“Growing Up Hip Hop: Atlanta” wrapped its first and, so far, only season on June 13 on WE tv. And although Bow Wow, who also serves as an executive producer of the show, is the main draw, viewers of the show are now more than familiar with the larger-than-life presence of Brandon Barnes.
Tagged an artist developer, Barnes is promoted as the son of hip-hop power broker Debra “Deb” Antney, who is his godmother and helped raise him. Antney helped launch the careers of Nicki Minaj, Gucci Mane and her own son, Waka Flocka Flame. While Zonnique, daughter and stepdaughter of Tiny and T.I., and Reginae Carter, Lil Wayne’s and Toya’s daughter, may have been initially more well-known than Barnes, there’s no denying that it’s Barnes who brought a lot of the drama this inaugural season. From his uneasy working relationship with Zonnique, an aspiring singer, to his clash with her best friend Reginae Carter, to his professional clash with his “mom” Deb Antney, Barnes seems to have trouble getting along with anybody on the show, and that was an unexpected outcome for Barnes.
“Did I come into this knowing that I was going to be a villain? No,” admits Barnes. But he wasn’t completely naïve either and says, “I came into this knowing that I was going to have a very big personality because, after all, it is reality TV.”
That big personality has prompted some on social media to conclude that Barnes is a bigger diva than the artists he wants to develop. And while that judgment has displeased him at times, Barnes contends that the show’s drama “is really believable,” noting that “I’m the type of person where you cannot tell me what to say. You can’t tell me how to feel. You can’t tell me how to act, especially in the setting of a reality TV show.”

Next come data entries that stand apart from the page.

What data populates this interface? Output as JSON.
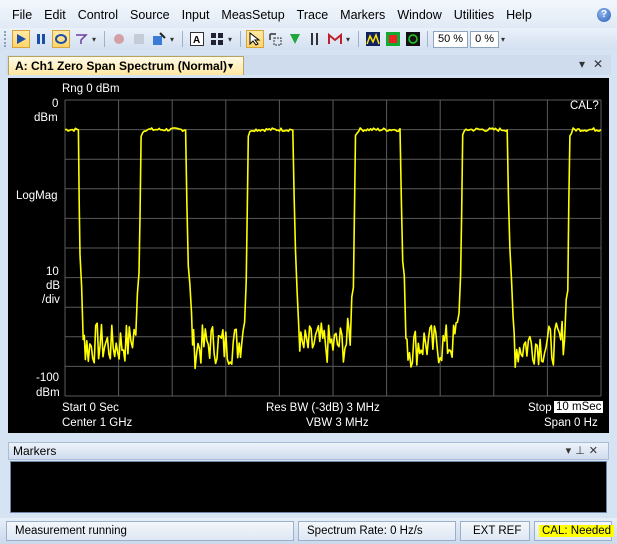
{
  "menu": [
    "File",
    "Edit",
    "Control",
    "Source",
    "Input",
    "MeasSetup",
    "Trace",
    "Markers",
    "Window",
    "Utilities",
    "Help"
  ],
  "toolbar": {
    "zoom_pct": "50 %",
    "pct2": "0 %"
  },
  "document_tab": {
    "title": "A: Ch1 Zero Span Spectrum (Normal)"
  },
  "display": {
    "range_label": "Rng 0 dBm",
    "cal_flag": "CAL?",
    "y_top_value": "0",
    "y_top_unit": "dBm",
    "y_mode": "LogMag",
    "y_div_value": "10",
    "y_div_unit1": "dB",
    "y_div_unit2": "/div",
    "y_bottom_value": "-100",
    "y_bottom_unit": "dBm",
    "start": "Start 0  Sec",
    "center": "Center 1 GHz",
    "res_bw": "Res BW (-3dB) 3 MHz",
    "vbw": "VBW 3 MHz",
    "stop_label": "Stop",
    "stop_value": "10 mSec",
    "span": "Span 0  Hz",
    "trace_color": "#ffff00",
    "grid_color": "#5a5a5a"
  },
  "chart_data": {
    "type": "line",
    "x_unit": "mSec",
    "y_unit": "dBm",
    "xlim": [
      0,
      10
    ],
    "ylim": [
      -100,
      0
    ],
    "grid": true,
    "series": [
      {
        "segments": [
          [
            0.0,
            -10
          ],
          [
            0.25,
            -10
          ],
          [
            0.28,
            -55
          ],
          [
            0.34,
            -75
          ],
          [
            0.38,
            -84
          ],
          [
            0.6,
            -82
          ],
          [
            0.9,
            -83
          ],
          [
            1.2,
            -82
          ],
          [
            1.32,
            -78
          ],
          [
            1.38,
            -60
          ],
          [
            1.42,
            -12
          ],
          [
            1.48,
            -10
          ],
          [
            2.25,
            -10
          ],
          [
            2.3,
            -55
          ],
          [
            2.36,
            -75
          ],
          [
            2.4,
            -84
          ],
          [
            2.7,
            -82
          ],
          [
            3.0,
            -83
          ],
          [
            3.25,
            -82
          ],
          [
            3.32,
            -78
          ],
          [
            3.38,
            -60
          ],
          [
            3.42,
            -12
          ],
          [
            3.48,
            -10
          ],
          [
            4.25,
            -10
          ],
          [
            4.3,
            -55
          ],
          [
            4.36,
            -75
          ],
          [
            4.4,
            -84
          ],
          [
            4.7,
            -82
          ],
          [
            5.0,
            -83
          ],
          [
            5.25,
            -82
          ],
          [
            5.32,
            -78
          ],
          [
            5.38,
            -60
          ],
          [
            5.42,
            -12
          ],
          [
            5.48,
            -10
          ],
          [
            6.25,
            -10
          ],
          [
            6.3,
            -55
          ],
          [
            6.36,
            -75
          ],
          [
            6.4,
            -84
          ],
          [
            6.7,
            -82
          ],
          [
            7.0,
            -83
          ],
          [
            7.25,
            -82
          ],
          [
            7.32,
            -78
          ],
          [
            7.38,
            -60
          ],
          [
            7.42,
            -12
          ],
          [
            7.48,
            -10
          ],
          [
            8.25,
            -10
          ],
          [
            8.3,
            -55
          ],
          [
            8.36,
            -75
          ],
          [
            8.4,
            -84
          ],
          [
            8.7,
            -82
          ],
          [
            9.0,
            -83
          ],
          [
            9.25,
            -82
          ],
          [
            9.32,
            -78
          ],
          [
            9.38,
            -60
          ],
          [
            9.42,
            -12
          ],
          [
            9.48,
            -10
          ],
          [
            10.0,
            -10
          ]
        ]
      }
    ]
  },
  "markers_panel": {
    "title": "Markers"
  },
  "status": {
    "running": "Measurement running",
    "spectrum_rate": "Spectrum Rate: 0 Hz/s",
    "ext_ref": "EXT REF",
    "cal": "CAL: Needed"
  }
}
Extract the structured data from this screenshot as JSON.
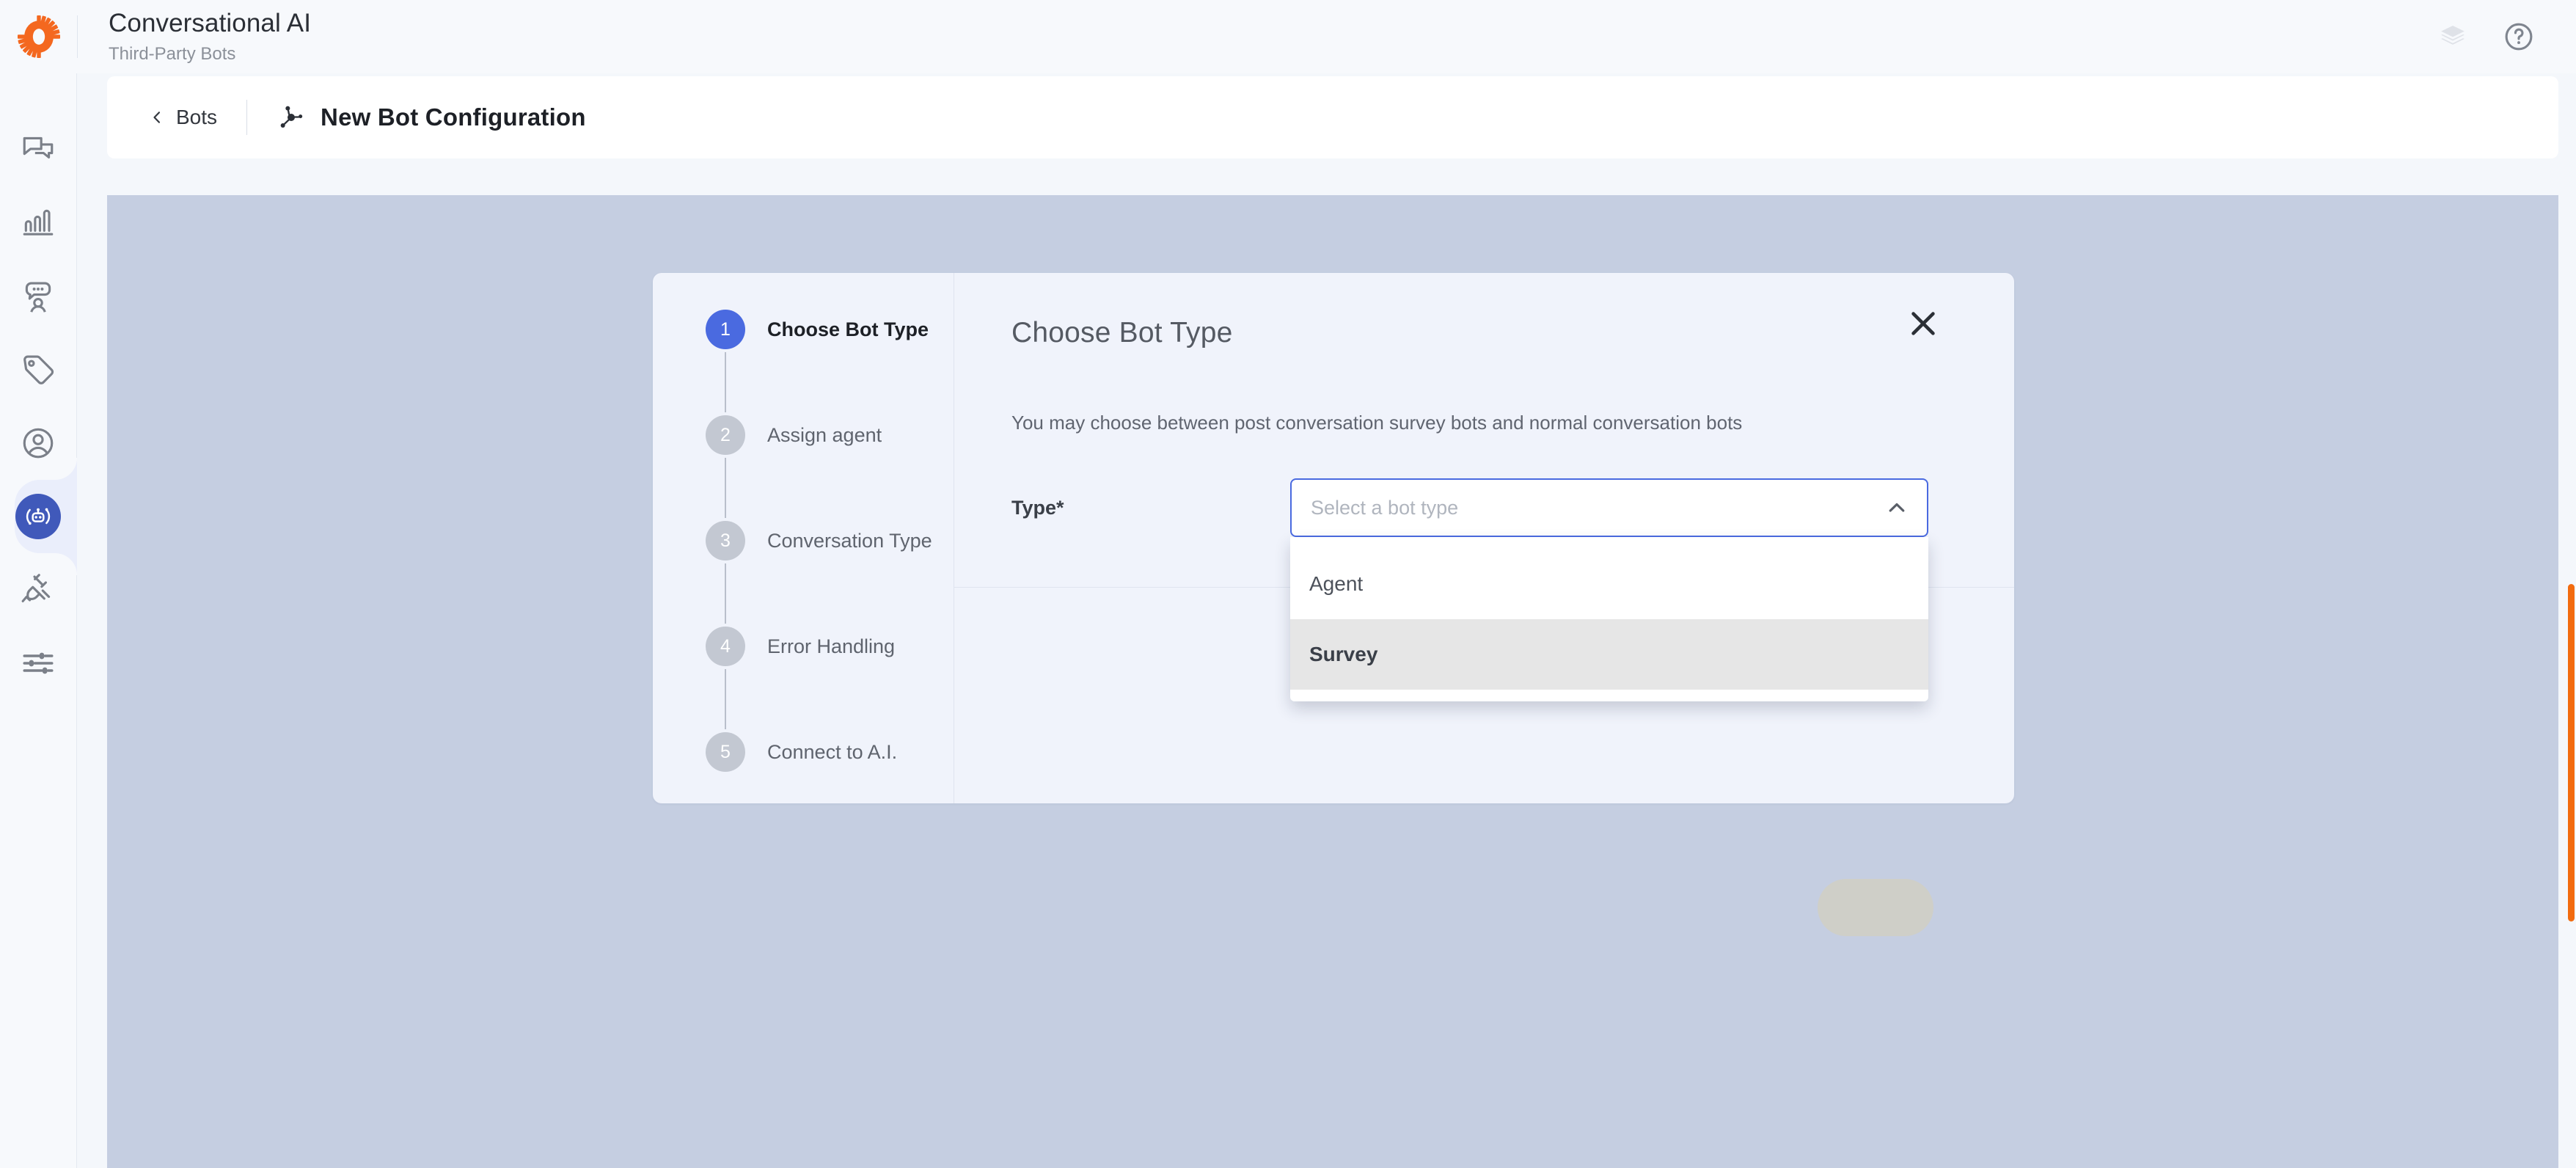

But even though “the drama is real,” Barnes says the depiction is not necessarily accurate. “The magic really happens in that stupid editing room,” he explains. “You can’t necessarily believe everything that you hear or see at that moment.”
“I could sit here and say a hundred positive things about you. But the second that you make me mad and I say ‘shut up,’ they take that ‘shut up’ and they spit it all over the show. And not only do they do that, they make it seem like it was something that it really wasn’t,” he expounds.
The lack of balance in his portrayal and all the portrayals overall remains a concern to Barnes. “I would like to see more of the positive things that we had going on on the show,” he says. “And that was one of the things I was upset about, especially with it being a full-blown all-Black cast.
“And not only that, but we had somebody who should have understood our situation as far as growing up in this business and being around the business and being young and Black,” he says, alluding to executive producer and fellow cast member Bow Wow.
“To have a show that’s just solely based on the drama, that wasn’t a good look for us or him,” Barnes says.
Barnes says he wished the show would have taken an interest in some of his more positive steps. For example, he is launching his own label called Melodics Way and is presently looking for what’s next in the industry through submissions via his website, melodicsway.com.
Overall, he says he is not displeased with his portrayal. “I am a superstar, you hear me. I’ve busted my butt to work very hard for where I’m at. The reality at the end of the day is not everybody is going to like you nor love you, but I’m living my dream and I’m following God’s path for me, and if people don’t understand that then that’s just their problem. I don’t have anything to worry about.”
Despite “Growing Up Hip Hop: Atlanta”’s season finale’s few hanging storylines, including two separate ones involving Barnes with Reginae Carter as well as Deb Antney, a second season has yet to be confirmed. With the flagship “Growing Up Hip Hop,” where Angela Simmons and Romeo Miller are the main draws, returning for its third season July 20, it looks good for the Atlanta show to follow suit. Should that happen, however, Barnes says he’s not completely sure he will be on board.
Barnes admits that fear of once again “stepping into a situation that you don’t have any say nor control over whatsoever” could prevent him from doing a second season. “That would have to be something that I would truly have to think about,” he says. “I would definitely have to think about it.”